The news release the other day from Texas Sens. Kay Bailey Hutchison and John Cornyn was all high fives and gushing.
"I am pleased the Senate recognized Judge Diana Saldana's outstanding qualifications and has confirmed her," Hutchison was quoted as saying after the federal magistrate won 94-0 approval for a U.S. District Court judgeship in Laredo.
"Her journey from summers spent working as a migrant farmer beginning when she was 10 years old, to becoming the first in her family to earn a college degree, and now being nominated by the president to serve as a federal judge truly exemplifies the American dream," was part of Cornyn's statement.
"I'm glad that we can come together in the spirit of bipartisanship and help work the heavy caseload we have on the border," was the contribution from Rep. Henry Cuellar, a Democrat who represents Laredo.
Missing was any mention that Saldana had to wait more than half a year for the Senate to confirm her completely noncontroversial nomination.
President Obama nominated her in July. In September, the Senate Judiciary Committee held an uneventful hearing. The committee approved Saldana in December. The Senate then let her nomination die when Congress adjourned for 2010.
It appears she got caught in the mindless, shameless, pointless scuffling by which year after year, administration after administration, senators not of the president's political party batter innocent judges-in-waiting while blocking a handful of nominees whom one side or the other just doesn't want on the bench.
Last year, it was Republicans obstructing four highly qualified nominees they considered too liberal — and holding up numerous other fine candidates nobody really objected to. That intransigence, coupled with the hiatus around the November elections, resulted in the Senate not approving any judicial nominees between Aug. 5 and Dec. 10.
The president wrote to Senate leaders from both parties in September complaining that the slow pace of confirmations hurt the dispensing of justice by leaving overburdened federal courts unable to serve the public as efficiently as they should.
"If there is a genuine concern about the qualifications of judicial nominees, that is a debate I welcome," Obama wrote. "But the consistent refusal to move promptly to have that debate, or to confirm even those nominees with broad, bipartisan support, does a disservice to the greatest traditions of this body and the American people it serves."

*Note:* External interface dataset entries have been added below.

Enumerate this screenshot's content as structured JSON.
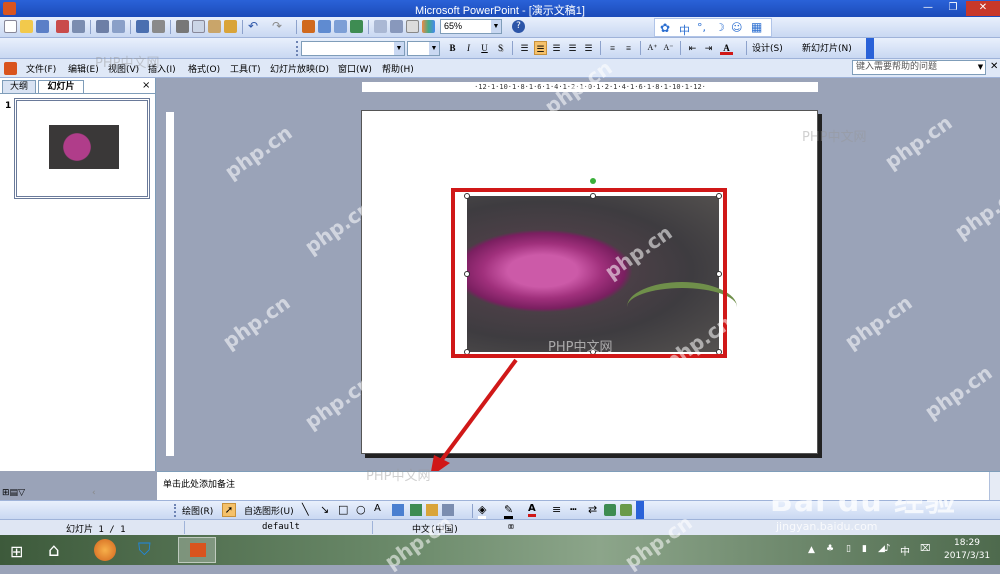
{
  "window": {
    "title": "Microsoft PowerPoint - [演示文稿1]"
  },
  "toolbar": {
    "zoom": "65%"
  },
  "ime": {
    "zh": "中"
  },
  "format_toolbar": {
    "font_name": "",
    "font_size": "",
    "bold": "B",
    "italic": "I",
    "underline": "U",
    "shadow": "S",
    "design_label": "设计(S)",
    "new_slide_label": "新幻灯片(N)"
  },
  "menu": {
    "items": [
      "文件(F)",
      "编辑(E)",
      "视图(V)",
      "插入(I)",
      "格式(O)",
      "工具(T)",
      "幻灯片放映(D)",
      "窗口(W)",
      "帮助(H)"
    ],
    "help_placeholder": "键入需要帮助的问题"
  },
  "panel": {
    "tab_outline": "大纲",
    "tab_slides": "幻灯片",
    "close": "×",
    "slide_number": "1"
  },
  "ruler": {
    "labels": "·12·1·10·1·8·1·6·1·4·1·2·1·0·1·2·1·4·1·6·1·8·1·10·1·12·"
  },
  "notes": {
    "placeholder": "单击此处添加备注"
  },
  "drawing_toolbar": {
    "draw_label": "绘图(R)",
    "autoshape_label": "自选图形(U)"
  },
  "statusbar": {
    "slide_info": "幻灯片 1 / 1",
    "design": "default",
    "language": "中文(中国)"
  },
  "taskbar": {
    "ime": "中",
    "time": "18:29",
    "date": "2017/3/31"
  },
  "watermarks": {
    "php_cn": "php.cn",
    "php_zh": "PHP中文网",
    "baidu": "Bai du 经验",
    "baidu_url": "jingyan.baidu.com"
  },
  "colors": {
    "title_bar": "#2a62d8",
    "highlight_box": "#d01818",
    "flower": "#b03d8a"
  }
}
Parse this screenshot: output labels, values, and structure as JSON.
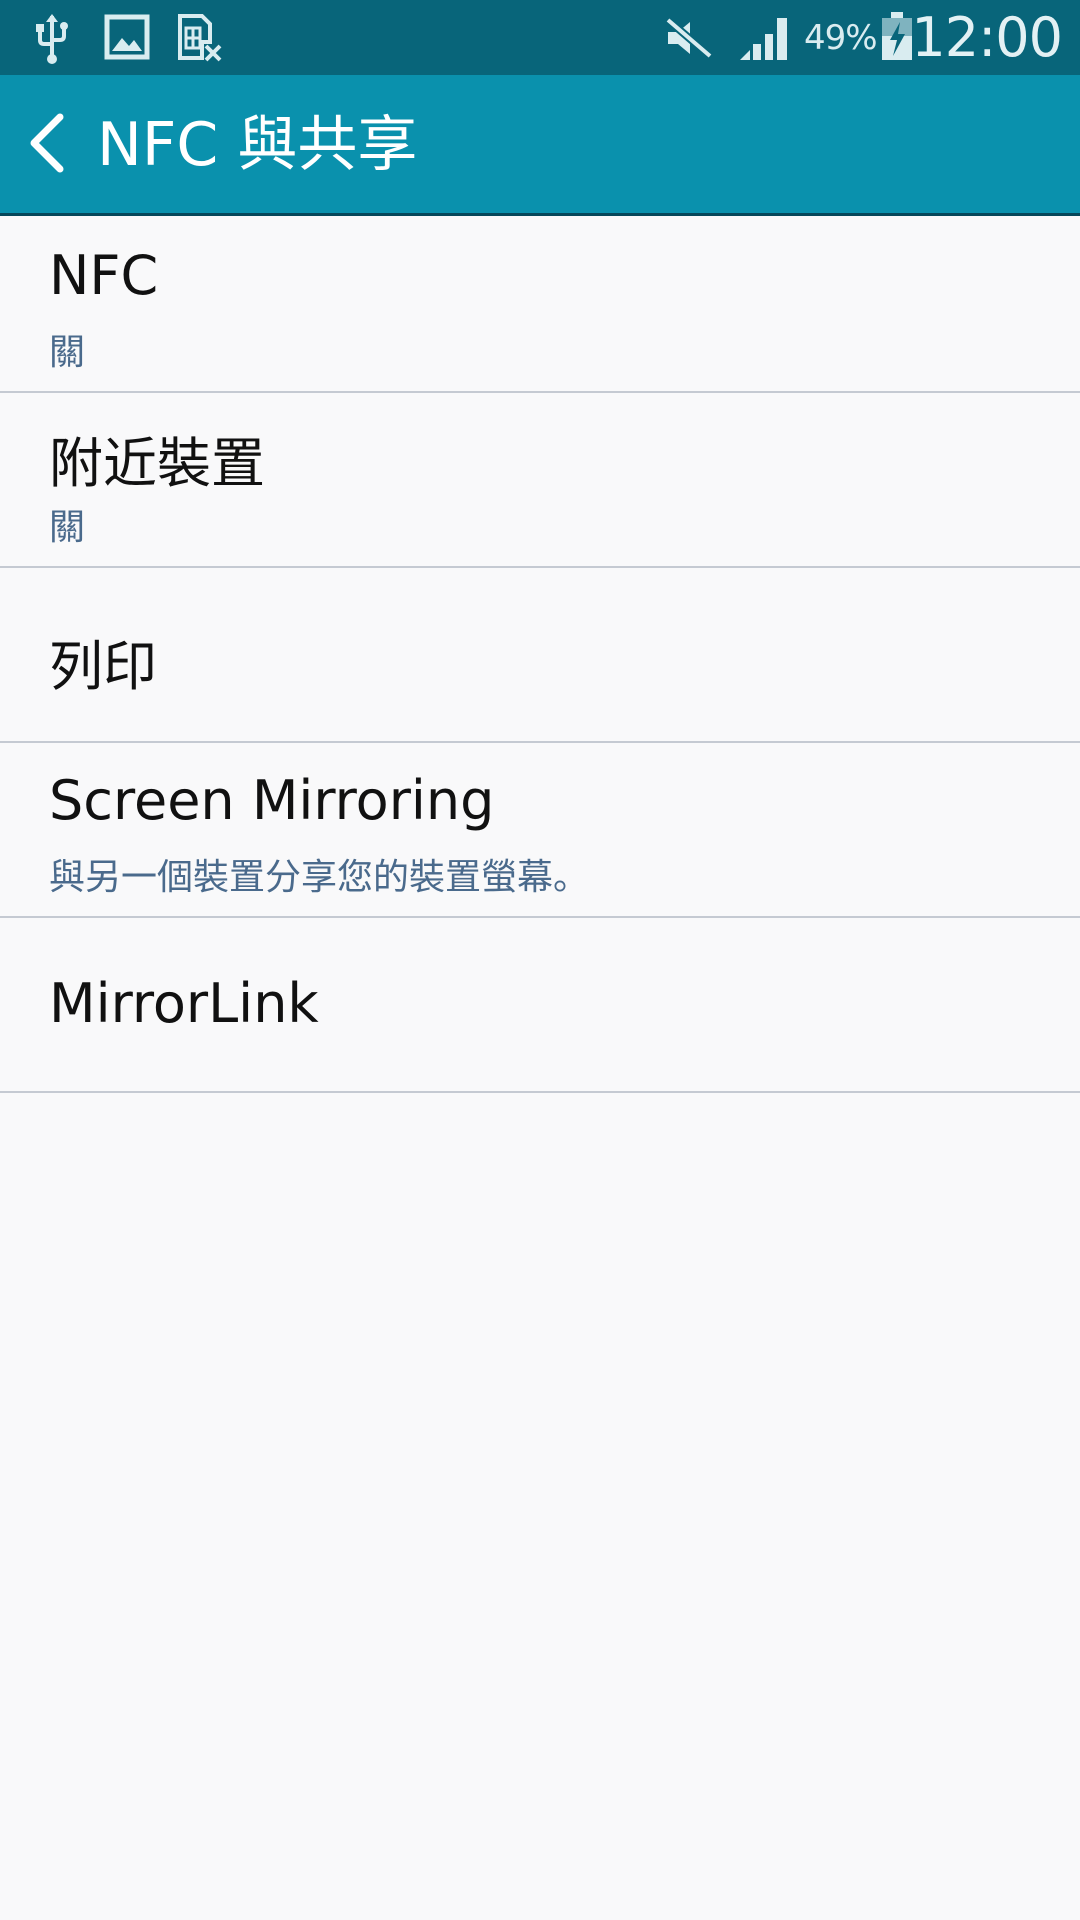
{
  "status_bar": {
    "icons_left": [
      "usb-icon",
      "image-icon",
      "sim-card-missing-icon"
    ],
    "icons_right": [
      "mute-icon",
      "signal-icon",
      "battery-charging-icon"
    ],
    "battery_percent": "49%",
    "clock": "12:00"
  },
  "action_bar": {
    "back_icon": "chevron-left-icon",
    "title": "NFC 與共享"
  },
  "settings_list": [
    {
      "title": "NFC",
      "summary": "關"
    },
    {
      "title": "附近裝置",
      "summary": "關"
    },
    {
      "title": "列印",
      "summary": ""
    },
    {
      "title": "Screen Mirroring",
      "summary": "與另一個裝置分享您的裝置螢幕。"
    },
    {
      "title": "MirrorLink",
      "summary": ""
    }
  ],
  "colors": {
    "status_bar": "#08657a",
    "action_bar": "#0a91ad",
    "background": "#f9f9fa",
    "summary_text": "#4a6a8c",
    "divider": "#c5cad2"
  }
}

Individuals who agree to undergo the grinding scrutiny that the judicial selection process has become are entitled to the courtesy of a vote, regardless of whether senators like the nominees' record. That's as true when Democrats are the obstructionists as when Republicans are the culprits.
It apparently took some quiet deal-making to get 19 Obama judges confirmed in late December — most of them without dissent — but not Saldana or Marina Garcia Marmolejo, whom Obama nominated for a District Court in Galveston last summer.
On Jan. 5, the president renominated them along with 40 other judicial picks who'd never received a vote. And last week the Senate confirmed three: Saldana, Paul Holmes of Arkansas and Marco Hernandez of Oregon.
Saldana is a 39-year-old from Carrizo Springs, a University of Texas alum who worked in the U.S. Agriculture and Justice departments, then for a Houston law firm, before becoming a federal prosecutor and heading task forces going after human trafficking and gangs. Right after law school, she clerked for U.S. District Judge George Kazen, whom she's succeeding.
There's no excuse — beyond petty partisan game-playing — why her confirmation took so long.
When Cornyn joined the Senate in 2003, he called for a "fresh start" on judicial nominations to make sure that political fights didn't obliterate a fair process for nominees.
He complained when Democrats, then in the minority, persistently impeded Texan Priscilla Owen's confirmation to the 5th U.S. Circuit Court of Appeals. He has repeatedly said nominees are entitled to a vote. And in 2009, when many Republicans were blocking an Obama appellate court nominee, Cornyn agreed to give him a floor vote, then voted against confirmation.
Instead of just applauding confirmations, Cornyn, a Republican leadership member who sits on the Judiciary Committee, should still be advocating improvements to the process so even his own party doesn't get to chew up qualified nominees in a politically mangled confirmation process.